▶ _EXERCISE DIRECTIONS_:
If a line of the material contains "nombre", copy it.

/---

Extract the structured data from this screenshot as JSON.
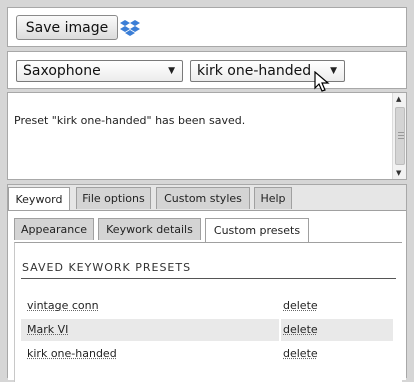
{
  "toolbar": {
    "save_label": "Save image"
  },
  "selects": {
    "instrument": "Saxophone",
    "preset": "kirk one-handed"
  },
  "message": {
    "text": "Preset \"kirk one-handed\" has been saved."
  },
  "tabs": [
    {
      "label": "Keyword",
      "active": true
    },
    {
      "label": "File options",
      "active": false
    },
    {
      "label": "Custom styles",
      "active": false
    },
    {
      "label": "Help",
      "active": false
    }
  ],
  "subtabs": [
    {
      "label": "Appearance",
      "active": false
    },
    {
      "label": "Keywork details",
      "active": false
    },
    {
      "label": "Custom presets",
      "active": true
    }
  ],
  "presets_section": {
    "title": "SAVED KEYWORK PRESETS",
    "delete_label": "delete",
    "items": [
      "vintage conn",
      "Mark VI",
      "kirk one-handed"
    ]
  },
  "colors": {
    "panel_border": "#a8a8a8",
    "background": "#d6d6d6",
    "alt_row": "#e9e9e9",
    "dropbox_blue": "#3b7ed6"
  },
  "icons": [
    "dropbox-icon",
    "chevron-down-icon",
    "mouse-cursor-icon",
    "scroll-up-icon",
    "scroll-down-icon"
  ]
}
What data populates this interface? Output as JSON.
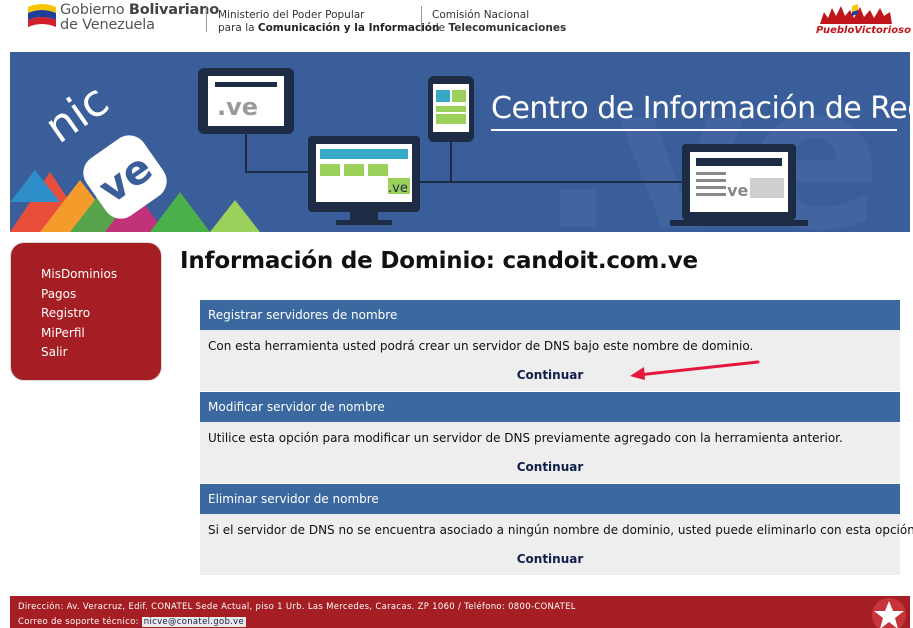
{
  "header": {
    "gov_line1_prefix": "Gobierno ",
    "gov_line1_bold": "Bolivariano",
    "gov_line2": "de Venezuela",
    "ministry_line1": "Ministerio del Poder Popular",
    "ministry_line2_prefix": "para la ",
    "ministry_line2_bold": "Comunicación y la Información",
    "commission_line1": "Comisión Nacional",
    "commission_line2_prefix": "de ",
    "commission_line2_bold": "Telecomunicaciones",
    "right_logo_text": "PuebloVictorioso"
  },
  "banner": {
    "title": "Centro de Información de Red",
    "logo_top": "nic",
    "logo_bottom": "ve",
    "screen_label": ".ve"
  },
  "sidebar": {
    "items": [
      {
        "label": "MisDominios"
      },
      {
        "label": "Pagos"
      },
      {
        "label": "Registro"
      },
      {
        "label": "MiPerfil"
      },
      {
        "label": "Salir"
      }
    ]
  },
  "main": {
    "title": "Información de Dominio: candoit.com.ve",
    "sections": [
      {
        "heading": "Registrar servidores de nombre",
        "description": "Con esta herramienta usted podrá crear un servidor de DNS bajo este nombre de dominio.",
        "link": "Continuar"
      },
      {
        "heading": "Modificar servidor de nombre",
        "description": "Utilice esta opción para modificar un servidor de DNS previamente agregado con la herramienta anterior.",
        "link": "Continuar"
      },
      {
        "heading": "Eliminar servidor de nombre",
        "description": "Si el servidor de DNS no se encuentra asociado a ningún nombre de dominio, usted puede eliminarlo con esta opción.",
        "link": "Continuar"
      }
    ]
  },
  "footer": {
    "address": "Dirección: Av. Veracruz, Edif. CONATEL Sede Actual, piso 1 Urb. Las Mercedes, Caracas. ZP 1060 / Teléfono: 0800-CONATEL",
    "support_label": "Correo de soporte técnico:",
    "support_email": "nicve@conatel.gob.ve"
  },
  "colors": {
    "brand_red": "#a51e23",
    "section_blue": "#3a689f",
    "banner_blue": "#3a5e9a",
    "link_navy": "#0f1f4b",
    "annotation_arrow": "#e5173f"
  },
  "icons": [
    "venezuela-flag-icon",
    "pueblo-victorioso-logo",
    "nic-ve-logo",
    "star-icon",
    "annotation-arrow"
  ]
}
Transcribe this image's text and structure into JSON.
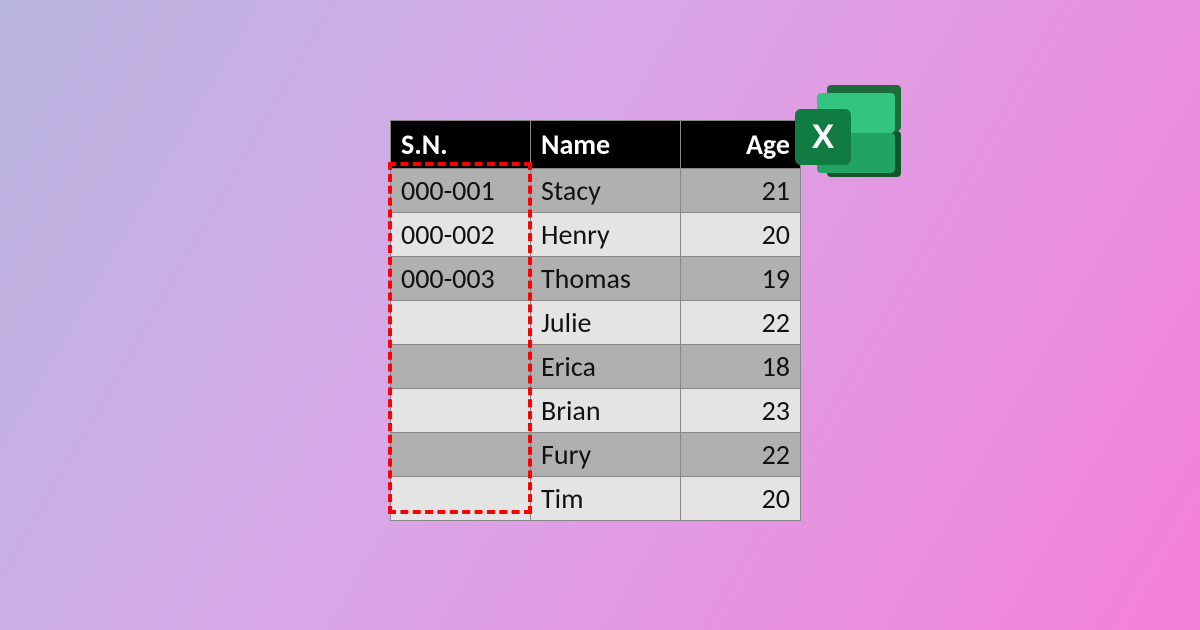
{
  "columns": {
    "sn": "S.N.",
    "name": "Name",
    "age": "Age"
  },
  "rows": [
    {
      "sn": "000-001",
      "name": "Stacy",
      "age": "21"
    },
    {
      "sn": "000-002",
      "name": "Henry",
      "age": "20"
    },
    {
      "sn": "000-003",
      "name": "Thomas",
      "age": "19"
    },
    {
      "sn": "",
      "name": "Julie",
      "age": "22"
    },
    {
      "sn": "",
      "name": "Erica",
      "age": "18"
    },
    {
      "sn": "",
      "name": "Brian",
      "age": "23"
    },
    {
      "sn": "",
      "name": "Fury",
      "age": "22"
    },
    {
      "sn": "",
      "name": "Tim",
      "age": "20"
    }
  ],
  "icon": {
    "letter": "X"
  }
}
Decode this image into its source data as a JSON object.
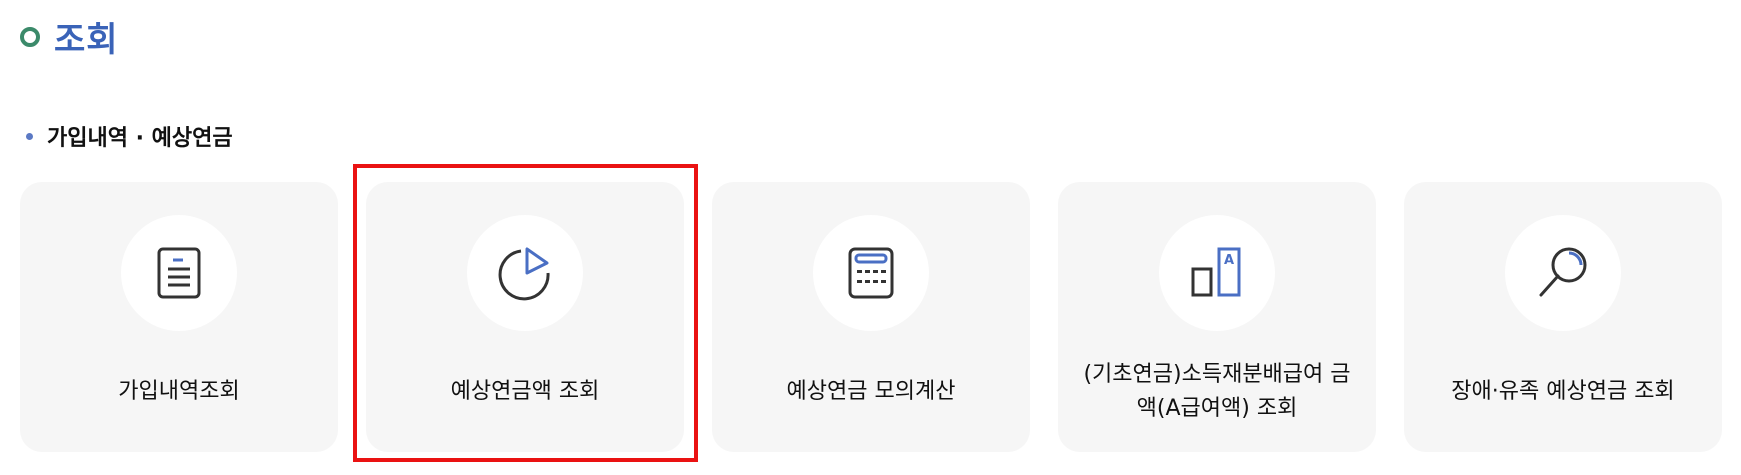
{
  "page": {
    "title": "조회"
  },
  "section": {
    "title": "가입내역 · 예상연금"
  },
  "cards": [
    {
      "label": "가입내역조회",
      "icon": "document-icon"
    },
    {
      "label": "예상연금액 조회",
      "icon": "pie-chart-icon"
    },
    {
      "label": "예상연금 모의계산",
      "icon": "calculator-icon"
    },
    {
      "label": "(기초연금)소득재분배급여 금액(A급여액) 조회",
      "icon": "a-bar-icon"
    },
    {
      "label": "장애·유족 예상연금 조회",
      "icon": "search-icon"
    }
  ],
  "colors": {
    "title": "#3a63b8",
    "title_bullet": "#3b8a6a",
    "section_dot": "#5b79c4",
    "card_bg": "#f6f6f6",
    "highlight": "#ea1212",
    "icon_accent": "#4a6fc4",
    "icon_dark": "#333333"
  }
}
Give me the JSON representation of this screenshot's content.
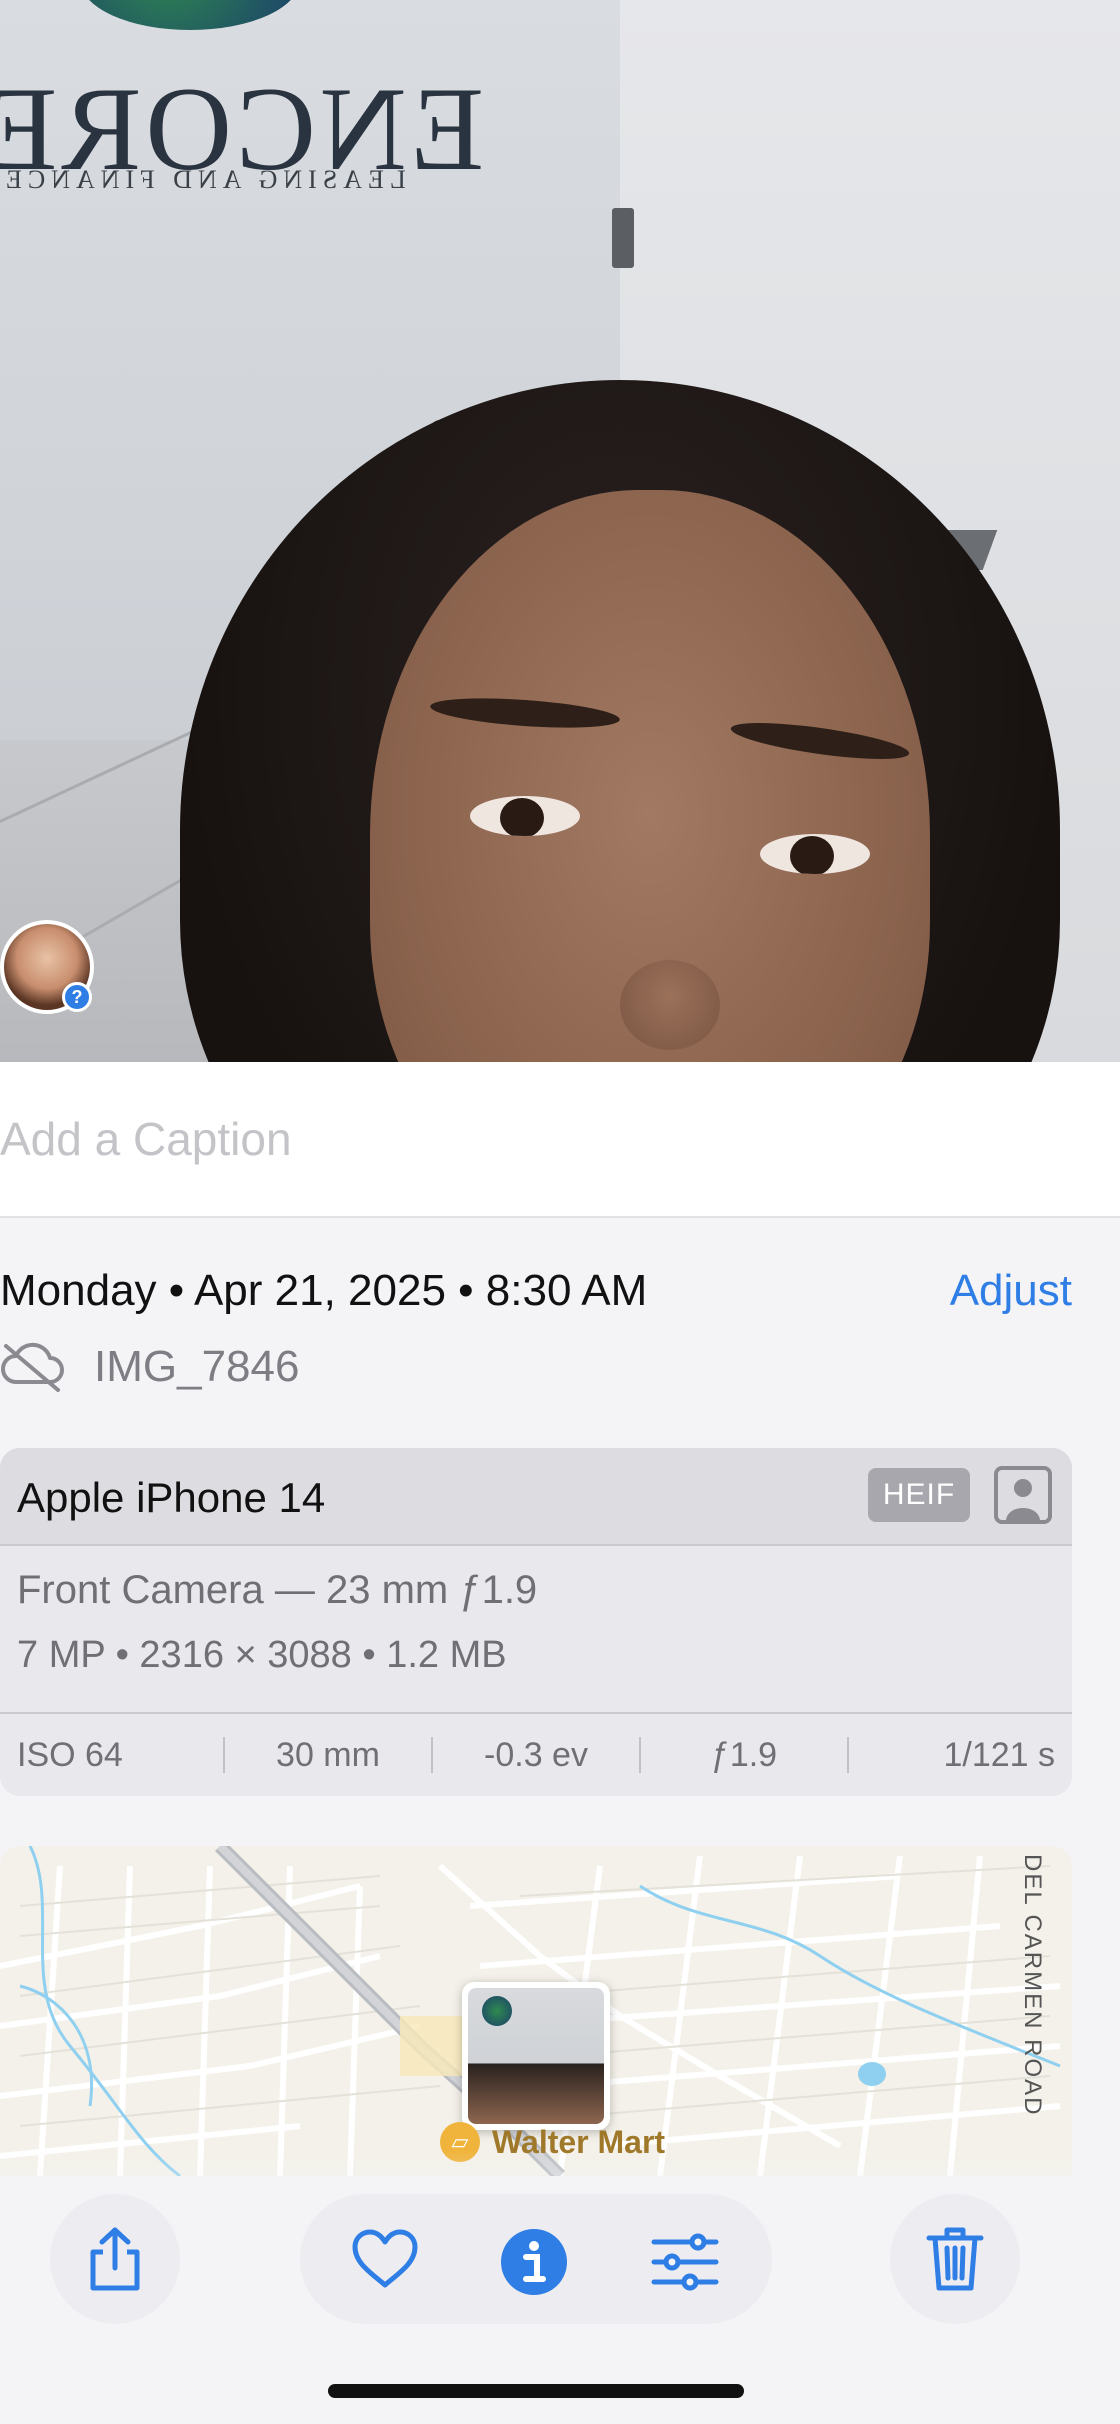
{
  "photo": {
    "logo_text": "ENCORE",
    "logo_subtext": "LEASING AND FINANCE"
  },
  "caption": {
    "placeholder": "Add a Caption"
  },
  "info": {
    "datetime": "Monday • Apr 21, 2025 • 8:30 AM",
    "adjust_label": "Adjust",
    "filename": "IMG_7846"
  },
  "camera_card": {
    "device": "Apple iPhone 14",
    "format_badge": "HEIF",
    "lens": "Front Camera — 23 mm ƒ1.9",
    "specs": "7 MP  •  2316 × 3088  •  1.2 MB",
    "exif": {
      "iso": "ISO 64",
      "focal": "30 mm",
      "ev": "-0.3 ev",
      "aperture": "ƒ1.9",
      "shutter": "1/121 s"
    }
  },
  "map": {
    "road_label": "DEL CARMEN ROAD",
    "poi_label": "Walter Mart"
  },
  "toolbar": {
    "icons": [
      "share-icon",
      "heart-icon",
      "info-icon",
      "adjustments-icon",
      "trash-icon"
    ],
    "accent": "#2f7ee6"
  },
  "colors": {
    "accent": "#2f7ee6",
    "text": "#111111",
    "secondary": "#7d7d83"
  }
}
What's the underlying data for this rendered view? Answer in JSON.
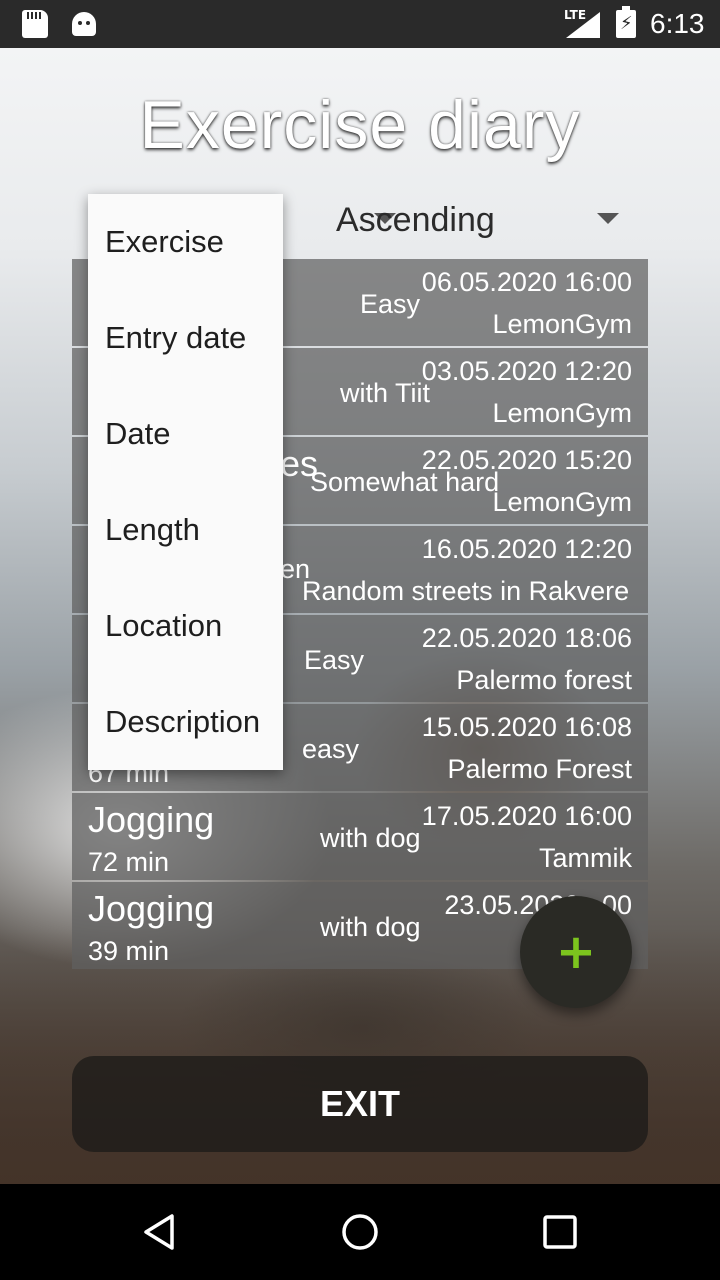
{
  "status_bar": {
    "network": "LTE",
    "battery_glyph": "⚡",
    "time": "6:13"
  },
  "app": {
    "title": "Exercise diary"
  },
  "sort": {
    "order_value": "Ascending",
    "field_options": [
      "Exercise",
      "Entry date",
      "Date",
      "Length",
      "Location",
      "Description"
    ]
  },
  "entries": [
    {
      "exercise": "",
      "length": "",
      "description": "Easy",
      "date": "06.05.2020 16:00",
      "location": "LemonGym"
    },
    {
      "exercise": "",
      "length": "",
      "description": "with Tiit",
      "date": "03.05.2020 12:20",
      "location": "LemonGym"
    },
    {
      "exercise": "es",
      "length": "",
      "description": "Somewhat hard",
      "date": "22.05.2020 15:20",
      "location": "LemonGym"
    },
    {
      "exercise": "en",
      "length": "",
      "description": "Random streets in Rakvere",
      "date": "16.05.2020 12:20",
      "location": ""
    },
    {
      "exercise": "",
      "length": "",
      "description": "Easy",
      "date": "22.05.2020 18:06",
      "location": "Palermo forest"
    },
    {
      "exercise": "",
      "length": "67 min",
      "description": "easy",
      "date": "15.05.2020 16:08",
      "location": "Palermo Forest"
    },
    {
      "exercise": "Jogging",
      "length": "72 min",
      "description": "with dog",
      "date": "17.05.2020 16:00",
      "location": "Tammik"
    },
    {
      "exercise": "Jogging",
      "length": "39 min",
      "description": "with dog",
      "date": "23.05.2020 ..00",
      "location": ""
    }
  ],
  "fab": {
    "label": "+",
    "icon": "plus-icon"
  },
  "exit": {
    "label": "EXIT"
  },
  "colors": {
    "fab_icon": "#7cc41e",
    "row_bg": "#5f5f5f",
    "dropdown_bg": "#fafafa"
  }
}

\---

▶ _RESPONSE TO THE EXERCISE_:
        "heading": "Registrar servidores de nombre",
        "description": "Con esta herramienta usted podrá crear un servidor de DNS bajo este nombre de dominio.",
        "heading": "Modificar servidor de nombre",
        "heading": "Eliminar servidor de nombre",
        "description": "Si el servidor de DNS no se encuentra asociado a ningún nombre de dominio, usted puede eliminarlo con esta opción.",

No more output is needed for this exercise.